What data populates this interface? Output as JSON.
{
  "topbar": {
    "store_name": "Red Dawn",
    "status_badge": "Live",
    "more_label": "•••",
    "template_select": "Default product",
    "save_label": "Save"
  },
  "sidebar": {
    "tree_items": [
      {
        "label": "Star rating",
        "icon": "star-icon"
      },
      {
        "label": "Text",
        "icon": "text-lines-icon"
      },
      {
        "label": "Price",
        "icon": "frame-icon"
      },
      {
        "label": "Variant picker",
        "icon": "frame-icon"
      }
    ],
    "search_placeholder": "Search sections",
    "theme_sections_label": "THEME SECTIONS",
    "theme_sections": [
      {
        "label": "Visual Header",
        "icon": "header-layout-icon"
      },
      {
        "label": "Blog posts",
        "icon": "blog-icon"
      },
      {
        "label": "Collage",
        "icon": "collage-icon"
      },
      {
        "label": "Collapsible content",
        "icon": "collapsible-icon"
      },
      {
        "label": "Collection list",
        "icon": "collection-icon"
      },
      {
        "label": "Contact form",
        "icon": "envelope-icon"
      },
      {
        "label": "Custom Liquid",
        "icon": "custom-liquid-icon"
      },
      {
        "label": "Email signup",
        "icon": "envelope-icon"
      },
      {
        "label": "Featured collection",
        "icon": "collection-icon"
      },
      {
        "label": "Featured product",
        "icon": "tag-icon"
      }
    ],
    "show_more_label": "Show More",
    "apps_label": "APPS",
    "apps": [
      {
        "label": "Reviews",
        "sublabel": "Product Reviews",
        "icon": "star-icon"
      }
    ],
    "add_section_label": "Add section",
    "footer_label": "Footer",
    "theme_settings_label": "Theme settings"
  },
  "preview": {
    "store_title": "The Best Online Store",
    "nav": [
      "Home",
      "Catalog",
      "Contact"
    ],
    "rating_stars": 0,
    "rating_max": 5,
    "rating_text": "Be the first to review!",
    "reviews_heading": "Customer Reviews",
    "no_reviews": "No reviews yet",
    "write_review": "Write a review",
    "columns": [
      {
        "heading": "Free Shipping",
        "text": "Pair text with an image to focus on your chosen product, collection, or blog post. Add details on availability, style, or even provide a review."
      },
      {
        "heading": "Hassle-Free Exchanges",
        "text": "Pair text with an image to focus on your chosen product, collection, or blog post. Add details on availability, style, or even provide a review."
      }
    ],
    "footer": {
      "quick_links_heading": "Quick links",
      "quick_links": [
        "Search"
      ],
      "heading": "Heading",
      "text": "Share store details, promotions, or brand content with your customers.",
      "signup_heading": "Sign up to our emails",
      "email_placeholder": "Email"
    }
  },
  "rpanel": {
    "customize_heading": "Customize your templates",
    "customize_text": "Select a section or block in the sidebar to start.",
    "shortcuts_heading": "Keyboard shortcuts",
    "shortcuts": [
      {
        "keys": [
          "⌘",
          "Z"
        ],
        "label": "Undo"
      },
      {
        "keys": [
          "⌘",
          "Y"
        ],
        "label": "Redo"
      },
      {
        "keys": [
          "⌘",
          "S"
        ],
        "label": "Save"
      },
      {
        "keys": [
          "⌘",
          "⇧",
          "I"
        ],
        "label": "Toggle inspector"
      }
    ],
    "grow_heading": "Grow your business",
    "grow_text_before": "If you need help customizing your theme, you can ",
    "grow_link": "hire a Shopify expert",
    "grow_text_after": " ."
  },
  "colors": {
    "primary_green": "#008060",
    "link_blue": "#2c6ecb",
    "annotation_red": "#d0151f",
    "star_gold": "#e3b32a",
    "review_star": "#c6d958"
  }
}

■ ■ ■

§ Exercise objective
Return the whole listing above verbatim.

§ Response to this task
What data populates this interface? Output as JSON.
{
  "topbar": {
    "store_name": "Red Dawn",
    "status_badge": "Live",
    "more_label": "•••",
    "template_select": "Default product",
    "save_label": "Save"
  },
  "sidebar": {
    "tree_items": [
      {
        "label": "Star rating",
        "icon": "star-icon"
      },
      {
        "label": "Text",
        "icon": "text-lines-icon"
      },
      {
        "label": "Price",
        "icon": "frame-icon"
      },
      {
        "label": "Variant picker",
        "icon": "frame-icon"
      }
    ],
    "search_placeholder": "Search sections",
    "theme_sections_label": "THEME SECTIONS",
    "theme_sections": [
      {
        "label": "Visual Header",
        "icon": "header-layout-icon"
      },
      {
        "label": "Blog posts",
        "icon": "blog-icon"
      },
      {
        "label": "Collage",
        "icon": "collage-icon"
      },
      {
        "label": "Collapsible content",
        "icon": "collapsible-icon"
      },
      {
        "label": "Collection list",
        "icon": "collection-icon"
      },
      {
        "label": "Contact form",
        "icon": "envelope-icon"
      },
      {
        "label": "Custom Liquid",
        "icon": "custom-liquid-icon"
      },
      {
        "label": "Email signup",
        "icon": "envelope-icon"
      },
      {
        "label": "Featured collection",
        "icon": "collection-icon"
      },
      {
        "label": "Featured product",
        "icon": "tag-icon"
      }
    ],
    "show_more_label": "Show More",
    "apps_label": "APPS",
    "apps": [
      {
        "label": "Reviews",
        "sublabel": "Product Reviews",
        "icon": "star-icon"
      }
    ],
    "add_section_label": "Add section",
    "footer_label": "Footer",
    "theme_settings_label": "Theme settings"
  },
  "preview": {
    "store_title": "The Best Online Store",
    "nav": [
      "Home",
      "Catalog",
      "Contact"
    ],
    "rating_stars": 0,
    "rating_max": 5,
    "rating_text": "Be the first to review!",
    "reviews_heading": "Customer Reviews",
    "no_reviews": "No reviews yet",
    "write_review": "Write a review",
    "columns": [
      {
        "heading": "Free Shipping",
        "text": "Pair text with an image to focus on your chosen product, collection, or blog post. Add details on availability, style, or even provide a review."
      },
      {
        "heading": "Hassle-Free Exchanges",
        "text": "Pair text with an image to focus on your chosen product, collection, or blog post. Add details on availability, style, or even provide a review."
      }
    ],
    "footer": {
      "quick_links_heading": "Quick links",
      "quick_links": [
        "Search"
      ],
      "heading": "Heading",
      "text": "Share store details, promotions, or brand content with your customers.",
      "signup_heading": "Sign up to our emails",
      "email_placeholder": "Email"
    }
  },
  "rpanel": {
    "customize_heading": "Customize your templates",
    "customize_text": "Select a section or block in the sidebar to start.",
    "shortcuts_heading": "Keyboard shortcuts",
    "shortcuts": [
      {
        "keys": [
          "⌘",
          "Z"
        ],
        "label": "Undo"
      },
      {
        "keys": [
          "⌘",
          "Y"
        ],
        "label": "Redo"
      },
      {
        "keys": [
          "⌘",
          "S"
        ],
        "label": "Save"
      },
      {
        "keys": [
          "⌘",
          "⇧",
          "I"
        ],
        "label": "Toggle inspector"
      }
    ],
    "grow_heading": "Grow your business",
    "grow_text_before": "If you need help customizing your theme, you can ",
    "grow_link": "hire a Shopify expert",
    "grow_text_after": " ."
  },
  "colors": {
    "primary_green": "#008060",
    "link_blue": "#2c6ecb",
    "annotation_red": "#d0151f",
    "star_gold": "#e3b32a",
    "review_star": "#c6d958"
  }
}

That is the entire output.